How to Cite a White Paper Using Chicago Style
Difference #2: The Goal
The goal of the white paper is to direct the reader towards making a specific decision. In one definition of a white paper, this type of document is “a persuasive essay that uses facts and logic to promote a certain product, service, or viewpoint.” The author directs the reader to a specific conclusion using carefully-selected facts and logic, all with the desired result of portraying the product, service, or viewpoint in the best possible light.
In contrast, an academic paper will present the results of a study in order to contribute to the body of scientific knowledge, “warts and all.” That is to say, the author’s goal is to put forward data with analysis that add to the scientific conversation, to help clarify a bigger picture, and hopefully encourage further research. The author will build a logical framework with evidence from previous work, while acknowledging opposing viewpoints or possible contradictions. Every scientific paper will contain clear mention of the study’s strengths and weaknesses, and any concluding statements will be carefully phrased in order to remain open-ended and neutral.
Difference #3: The Results

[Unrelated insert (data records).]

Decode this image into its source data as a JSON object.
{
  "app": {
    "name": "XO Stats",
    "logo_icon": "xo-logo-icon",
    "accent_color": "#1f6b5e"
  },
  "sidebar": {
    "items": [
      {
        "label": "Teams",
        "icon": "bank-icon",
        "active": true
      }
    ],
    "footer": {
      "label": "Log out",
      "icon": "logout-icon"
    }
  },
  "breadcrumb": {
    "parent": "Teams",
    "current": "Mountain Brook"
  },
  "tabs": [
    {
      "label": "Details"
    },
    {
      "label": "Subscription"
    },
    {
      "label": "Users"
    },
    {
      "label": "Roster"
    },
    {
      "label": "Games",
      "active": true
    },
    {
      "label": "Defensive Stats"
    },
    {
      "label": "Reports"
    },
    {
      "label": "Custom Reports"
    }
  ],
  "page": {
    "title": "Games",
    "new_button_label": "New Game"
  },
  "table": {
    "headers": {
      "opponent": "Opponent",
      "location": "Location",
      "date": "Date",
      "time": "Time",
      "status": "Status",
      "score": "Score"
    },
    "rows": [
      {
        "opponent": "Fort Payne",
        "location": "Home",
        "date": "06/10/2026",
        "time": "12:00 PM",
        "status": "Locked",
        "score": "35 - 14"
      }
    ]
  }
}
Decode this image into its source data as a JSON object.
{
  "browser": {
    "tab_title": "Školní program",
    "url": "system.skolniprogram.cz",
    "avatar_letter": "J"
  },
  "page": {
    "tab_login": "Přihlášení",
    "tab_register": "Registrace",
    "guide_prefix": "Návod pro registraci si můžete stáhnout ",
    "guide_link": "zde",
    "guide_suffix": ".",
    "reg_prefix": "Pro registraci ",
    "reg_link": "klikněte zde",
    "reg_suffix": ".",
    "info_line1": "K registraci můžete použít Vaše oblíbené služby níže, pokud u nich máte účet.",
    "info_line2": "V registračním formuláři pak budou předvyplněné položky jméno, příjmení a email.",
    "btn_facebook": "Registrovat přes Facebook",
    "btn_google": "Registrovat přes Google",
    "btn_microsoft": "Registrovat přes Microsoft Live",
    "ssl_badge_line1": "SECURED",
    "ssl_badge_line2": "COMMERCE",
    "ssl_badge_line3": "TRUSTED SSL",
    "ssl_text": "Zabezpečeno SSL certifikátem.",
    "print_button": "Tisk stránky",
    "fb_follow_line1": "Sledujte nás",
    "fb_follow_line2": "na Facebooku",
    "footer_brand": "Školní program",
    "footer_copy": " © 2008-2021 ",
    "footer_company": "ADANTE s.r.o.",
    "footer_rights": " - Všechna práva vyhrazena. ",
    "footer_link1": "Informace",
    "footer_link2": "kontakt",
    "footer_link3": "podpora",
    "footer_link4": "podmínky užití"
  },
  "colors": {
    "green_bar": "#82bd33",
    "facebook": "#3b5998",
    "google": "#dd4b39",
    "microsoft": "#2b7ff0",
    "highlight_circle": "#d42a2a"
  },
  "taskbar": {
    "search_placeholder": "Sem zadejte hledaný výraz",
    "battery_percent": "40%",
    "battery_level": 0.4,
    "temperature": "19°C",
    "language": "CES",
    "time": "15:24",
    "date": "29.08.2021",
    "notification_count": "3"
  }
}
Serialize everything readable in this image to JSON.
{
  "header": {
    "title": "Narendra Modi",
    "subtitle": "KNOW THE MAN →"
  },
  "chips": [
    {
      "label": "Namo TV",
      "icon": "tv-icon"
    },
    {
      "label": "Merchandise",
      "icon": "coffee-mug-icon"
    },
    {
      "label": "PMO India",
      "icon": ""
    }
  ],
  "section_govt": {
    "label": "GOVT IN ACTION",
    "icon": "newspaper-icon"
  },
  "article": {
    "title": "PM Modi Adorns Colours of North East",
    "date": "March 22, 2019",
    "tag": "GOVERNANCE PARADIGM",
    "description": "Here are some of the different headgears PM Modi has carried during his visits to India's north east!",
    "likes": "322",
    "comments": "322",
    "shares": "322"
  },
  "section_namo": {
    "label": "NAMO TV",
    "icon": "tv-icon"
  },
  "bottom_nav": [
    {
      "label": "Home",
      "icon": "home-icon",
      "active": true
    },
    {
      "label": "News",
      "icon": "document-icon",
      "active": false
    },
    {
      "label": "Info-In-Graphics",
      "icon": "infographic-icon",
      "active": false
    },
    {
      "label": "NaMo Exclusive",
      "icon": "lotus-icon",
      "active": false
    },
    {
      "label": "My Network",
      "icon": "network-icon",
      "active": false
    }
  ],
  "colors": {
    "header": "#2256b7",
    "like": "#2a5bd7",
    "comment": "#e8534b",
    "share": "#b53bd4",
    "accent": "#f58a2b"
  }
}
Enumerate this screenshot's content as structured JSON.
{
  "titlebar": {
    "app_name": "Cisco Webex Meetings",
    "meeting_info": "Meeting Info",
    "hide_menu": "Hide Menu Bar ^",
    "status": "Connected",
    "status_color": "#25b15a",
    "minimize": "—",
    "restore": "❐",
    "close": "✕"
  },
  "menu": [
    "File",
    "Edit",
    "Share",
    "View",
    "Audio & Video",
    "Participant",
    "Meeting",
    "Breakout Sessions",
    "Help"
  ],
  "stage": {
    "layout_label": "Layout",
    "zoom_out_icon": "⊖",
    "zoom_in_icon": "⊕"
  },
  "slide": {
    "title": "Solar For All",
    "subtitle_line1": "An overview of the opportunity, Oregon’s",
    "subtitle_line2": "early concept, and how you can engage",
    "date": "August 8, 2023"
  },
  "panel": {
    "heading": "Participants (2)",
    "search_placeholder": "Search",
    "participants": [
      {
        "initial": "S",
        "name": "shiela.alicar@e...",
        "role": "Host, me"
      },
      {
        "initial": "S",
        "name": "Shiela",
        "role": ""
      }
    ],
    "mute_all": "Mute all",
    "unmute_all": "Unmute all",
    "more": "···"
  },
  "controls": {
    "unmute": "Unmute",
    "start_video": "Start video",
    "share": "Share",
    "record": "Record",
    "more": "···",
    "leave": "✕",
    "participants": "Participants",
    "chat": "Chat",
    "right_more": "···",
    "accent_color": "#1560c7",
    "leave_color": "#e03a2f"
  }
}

If the goal of the white paper produced by a for-profit company is persuading the reader to reach a specific conclusion, then the desired result of that document is a sale by the company that sponsored it. A white paper may not contain a sales pitch, but its carefully crafted message is intended to guide the reader to a specific decision: Investment in the product being described.
For a scientific journal article, the goal is to add to the body of knowledge in a meaningful way. Evidence of the relevance of this contribution can be the citation of that work in future presentation and/or articles published in the same field. Authors of significant work may also benefit from career advancement, requests for presentations at conferences and symposia, and availability of granting opportunities to continue their research. These results may seem amorphous to the layperson, but contributing to the vast body of academic knowledge is the pursuit of every research scientist. Just as the teacher aims to awaken a love of learning in a student, or a doctor works to heal a patient, the research scientist hopes to add a brick to the growing foundation of scientific knowledge, knowing that the brick may be the keystone to even greater discoveries.
This is not to say that all scientific papers add meaningfully to the body of knowledge, nor that all white papers are devoid of scientific value. Not all scientific papers are devoid of corporate influence, with some companies investing in research that then is published in an academic journal (with full disclosures in the publication). And not all white papers are a part of a corporate sales funnel. There are white papers produced by non-profit organizations, including professional associations, that are also persuasive rather than neutral. (An example would be a white paper about climate change produced by an environmental non-profit agency.) In these cases, the goal is to present and defend a specific viewpoint with no direct sales or commercial interest in mind. Some of these types of white papers will be published by trade magazines, appear in conference proceedings, and even be cited in other literature. While they are not neutral per se, they are not commercial in intent.
Commercial white papers can be helpful. For a potential customer considering a product, it can present a lot of information and statistics in a streamlined form, help the reader convince others about their support of a product, and identify practical ways to decide whether or not the product is a good match for one’s needs. It’s important for readers to always keep in the back of their minds, however, that it is a marketing tool that may not present a complete picture. In an academic hierarchy, the scientific paper will be considered superior, since they are unbiased and peer-reviewed. Ideally, a consumer will use both white papers and scientific research to make the best decision for their needs.